* _Aim of the exercise_
Copy every record exactly as it stands. Leave the pictures out.

-- Extracted information follows --

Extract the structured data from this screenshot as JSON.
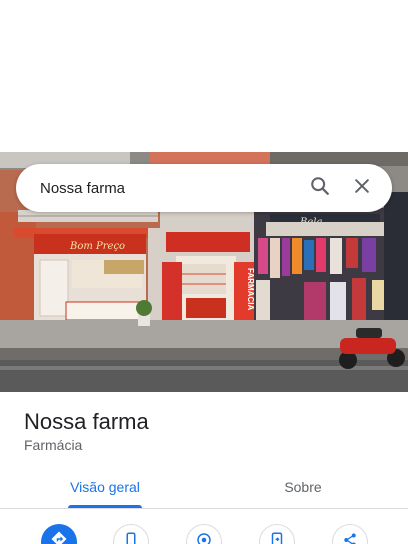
{
  "search": {
    "query": "Nossa farma",
    "search_icon": "search-icon",
    "clear_icon": "close-icon"
  },
  "photo": {
    "sign_store_left": "Bom Preço",
    "banner_vertical": "FARMÁCIA",
    "sign_store_right": "Bela"
  },
  "place": {
    "name": "Nossa farma",
    "category": "Farmácia"
  },
  "tabs": [
    {
      "label": "Visão geral",
      "selected": true
    },
    {
      "label": "Sobre",
      "selected": false
    }
  ],
  "action_icons": [
    "directions-icon",
    "call-icon",
    "nearby-icon",
    "save-to-phone-icon",
    "share-icon"
  ],
  "colors": {
    "accent": "#1a73e8",
    "text_primary": "#202124",
    "text_secondary": "#5f6368"
  }
}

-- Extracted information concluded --

* _Solution to this problem_
Extract the structured data from this screenshot as JSON.
{
  "search": {
    "query": "Nossa farma",
    "search_icon": "search-icon",
    "clear_icon": "close-icon"
  },
  "photo": {
    "sign_store_left": "Bom Preço",
    "banner_vertical": "FARMÁCIA",
    "sign_store_right": "Bela"
  },
  "place": {
    "name": "Nossa farma",
    "category": "Farmácia"
  },
  "tabs": [
    {
      "label": "Visão geral",
      "selected": true
    },
    {
      "label": "Sobre",
      "selected": false
    }
  ],
  "action_icons": [
    "directions-icon",
    "call-icon",
    "nearby-icon",
    "save-to-phone-icon",
    "share-icon"
  ],
  "colors": {
    "accent": "#1a73e8",
    "text_primary": "#202124",
    "text_secondary": "#5f6368"
  }
}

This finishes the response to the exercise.